May 27, 2009, 05:00 PM
i get this warning
warning: initialization from distinct Objective-C type

i googled this and i found out that it's caused when the returning type is no the same as the type it's being assigned too

however how is this possible when the two types match?

the initializer is like this:

-(ObjectOne*) initWithString: (NSString*) s {
self = [super init];
if(self) {
....
}
return self;
}
the making of an instance is like this:

ObjectOne* oo = [[ObjectOne alloc] initWithString: @"bleh"];

it's no different to any other initializing code yet it generates warnings and things that should happen never do... yet the object still exist when initialized....
:confused:



jpyc7
May 27, 2009, 09:17 PM
i get this warning
warning: initialization from distinct Objective-C type

i googled this and i found out that it's caused when the returning type is no the same as the type it's being assigned too

however how is this possible when the two types match?

. . .

the making of an instance is like this:

ObjectOne* oo = [[ObjectOne alloc] initWithString: @"bleh"];

it's no different to any other initializing code yet it generates warnings and things that should happen never do... yet the object still exist when initialized....
:confused:

I could be totally wrong as I don't know Obj-C, but maybe the @"bleh" is a const NSString? I don't know if a "const" would generate that warning.

Another thing to try is to split the alloc to temporary variable and then call the initWithString (on separate lines) to see if you only get the warning on one line.

HiRez
May 27, 2009, 10:40 PM
Normally you return type id from initializers, not a static type. Try this:

- (id)initWithString:(NSString*) s {

What kind of object is ObjectOne? A subclass of NSObject?

Chirone
May 27, 2009, 11:28 PM
thanks jpyc7, sorry, i didn't try your second suggestion, i don't think it would have worked if i did any of those anyway.
i didn't think that passing a literal would make a difference as it never has before...

HiRez, thanks... it's strange though, because i've always done it that way and it's never caused warnings or errors :confused: if it comes up again i'll try returning an id type instead (or am i meant to return a type id anyway? the first tutorial i ever saw never did.... so i assumed i didn't have to)
ObjectOne is a subclass of NSObject

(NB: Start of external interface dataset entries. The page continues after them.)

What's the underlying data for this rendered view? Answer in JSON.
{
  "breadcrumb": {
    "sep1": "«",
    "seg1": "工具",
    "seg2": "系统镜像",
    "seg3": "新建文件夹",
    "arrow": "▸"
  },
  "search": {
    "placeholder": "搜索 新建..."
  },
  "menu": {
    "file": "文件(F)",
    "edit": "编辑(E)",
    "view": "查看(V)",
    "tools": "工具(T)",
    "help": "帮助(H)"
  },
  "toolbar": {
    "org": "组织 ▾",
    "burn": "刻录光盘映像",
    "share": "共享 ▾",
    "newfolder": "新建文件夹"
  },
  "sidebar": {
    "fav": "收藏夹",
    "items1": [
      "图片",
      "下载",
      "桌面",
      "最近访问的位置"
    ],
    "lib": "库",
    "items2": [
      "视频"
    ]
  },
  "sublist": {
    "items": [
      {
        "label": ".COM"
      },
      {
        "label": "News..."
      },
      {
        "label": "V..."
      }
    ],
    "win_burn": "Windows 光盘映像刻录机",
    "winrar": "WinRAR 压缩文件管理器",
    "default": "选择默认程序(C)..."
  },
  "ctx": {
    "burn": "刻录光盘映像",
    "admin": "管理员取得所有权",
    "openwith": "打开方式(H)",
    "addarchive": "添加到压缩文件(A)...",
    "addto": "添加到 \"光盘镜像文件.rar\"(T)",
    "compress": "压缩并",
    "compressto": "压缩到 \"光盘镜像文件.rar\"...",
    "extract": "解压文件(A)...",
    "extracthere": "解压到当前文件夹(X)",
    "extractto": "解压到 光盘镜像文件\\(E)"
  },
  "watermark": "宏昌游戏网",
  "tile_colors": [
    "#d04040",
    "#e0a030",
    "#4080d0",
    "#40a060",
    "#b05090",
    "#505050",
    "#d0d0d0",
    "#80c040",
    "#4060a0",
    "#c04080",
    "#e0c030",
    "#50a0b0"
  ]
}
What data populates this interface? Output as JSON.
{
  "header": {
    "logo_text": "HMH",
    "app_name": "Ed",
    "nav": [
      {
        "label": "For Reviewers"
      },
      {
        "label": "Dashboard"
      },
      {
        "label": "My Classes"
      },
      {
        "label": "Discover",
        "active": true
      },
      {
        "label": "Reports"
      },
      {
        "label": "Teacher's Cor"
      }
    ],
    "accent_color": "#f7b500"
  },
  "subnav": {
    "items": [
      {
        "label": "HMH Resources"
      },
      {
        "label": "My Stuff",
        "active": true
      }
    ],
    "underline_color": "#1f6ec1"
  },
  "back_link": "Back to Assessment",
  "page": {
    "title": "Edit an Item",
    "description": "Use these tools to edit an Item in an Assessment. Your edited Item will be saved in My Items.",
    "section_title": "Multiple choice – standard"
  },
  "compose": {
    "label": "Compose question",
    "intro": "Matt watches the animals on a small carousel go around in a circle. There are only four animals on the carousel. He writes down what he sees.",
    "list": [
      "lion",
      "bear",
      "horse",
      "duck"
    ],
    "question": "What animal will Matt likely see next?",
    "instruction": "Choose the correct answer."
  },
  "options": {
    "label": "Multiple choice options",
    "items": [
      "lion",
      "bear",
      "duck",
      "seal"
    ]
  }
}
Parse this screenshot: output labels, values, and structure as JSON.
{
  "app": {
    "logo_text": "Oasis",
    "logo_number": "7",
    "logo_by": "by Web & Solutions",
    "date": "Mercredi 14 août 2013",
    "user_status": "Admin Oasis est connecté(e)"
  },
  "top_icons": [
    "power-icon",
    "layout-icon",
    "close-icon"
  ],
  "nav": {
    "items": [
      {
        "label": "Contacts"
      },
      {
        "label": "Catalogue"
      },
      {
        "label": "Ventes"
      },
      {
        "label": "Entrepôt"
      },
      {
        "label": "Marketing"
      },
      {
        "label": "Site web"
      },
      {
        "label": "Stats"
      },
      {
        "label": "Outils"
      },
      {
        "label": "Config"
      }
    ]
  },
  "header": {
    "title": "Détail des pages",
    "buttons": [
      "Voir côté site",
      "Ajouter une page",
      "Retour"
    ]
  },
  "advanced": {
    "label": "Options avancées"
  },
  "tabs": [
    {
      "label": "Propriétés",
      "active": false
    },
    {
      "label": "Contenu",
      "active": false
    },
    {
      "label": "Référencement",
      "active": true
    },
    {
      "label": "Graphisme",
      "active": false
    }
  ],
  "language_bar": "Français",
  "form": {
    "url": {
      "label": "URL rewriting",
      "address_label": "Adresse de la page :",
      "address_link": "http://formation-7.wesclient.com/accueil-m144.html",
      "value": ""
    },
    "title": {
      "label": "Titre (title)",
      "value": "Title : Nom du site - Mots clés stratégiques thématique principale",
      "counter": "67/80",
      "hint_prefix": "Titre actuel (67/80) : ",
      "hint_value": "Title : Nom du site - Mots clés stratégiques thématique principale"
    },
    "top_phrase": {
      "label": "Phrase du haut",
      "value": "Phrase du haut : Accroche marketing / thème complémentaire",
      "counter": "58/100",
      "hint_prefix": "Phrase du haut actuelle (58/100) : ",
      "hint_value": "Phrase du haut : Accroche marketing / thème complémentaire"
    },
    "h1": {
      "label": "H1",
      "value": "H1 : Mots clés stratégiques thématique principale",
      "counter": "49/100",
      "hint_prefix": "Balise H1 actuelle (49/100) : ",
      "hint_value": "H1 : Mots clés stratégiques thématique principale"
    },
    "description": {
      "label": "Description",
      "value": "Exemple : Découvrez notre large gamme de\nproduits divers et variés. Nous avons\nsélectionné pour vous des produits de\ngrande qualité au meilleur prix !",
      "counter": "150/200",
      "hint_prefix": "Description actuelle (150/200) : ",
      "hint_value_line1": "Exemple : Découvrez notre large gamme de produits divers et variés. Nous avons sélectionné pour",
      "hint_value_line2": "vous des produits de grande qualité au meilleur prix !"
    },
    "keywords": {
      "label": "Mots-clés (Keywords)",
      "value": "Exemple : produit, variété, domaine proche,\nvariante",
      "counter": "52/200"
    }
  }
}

the now confusing thing is... after compiling a lot of times and playing with the code inside ObjectOne's implementation file the warning disappeared...
did i alter the constructor method? NOPE
am i mystified by it? YES

very very odd.....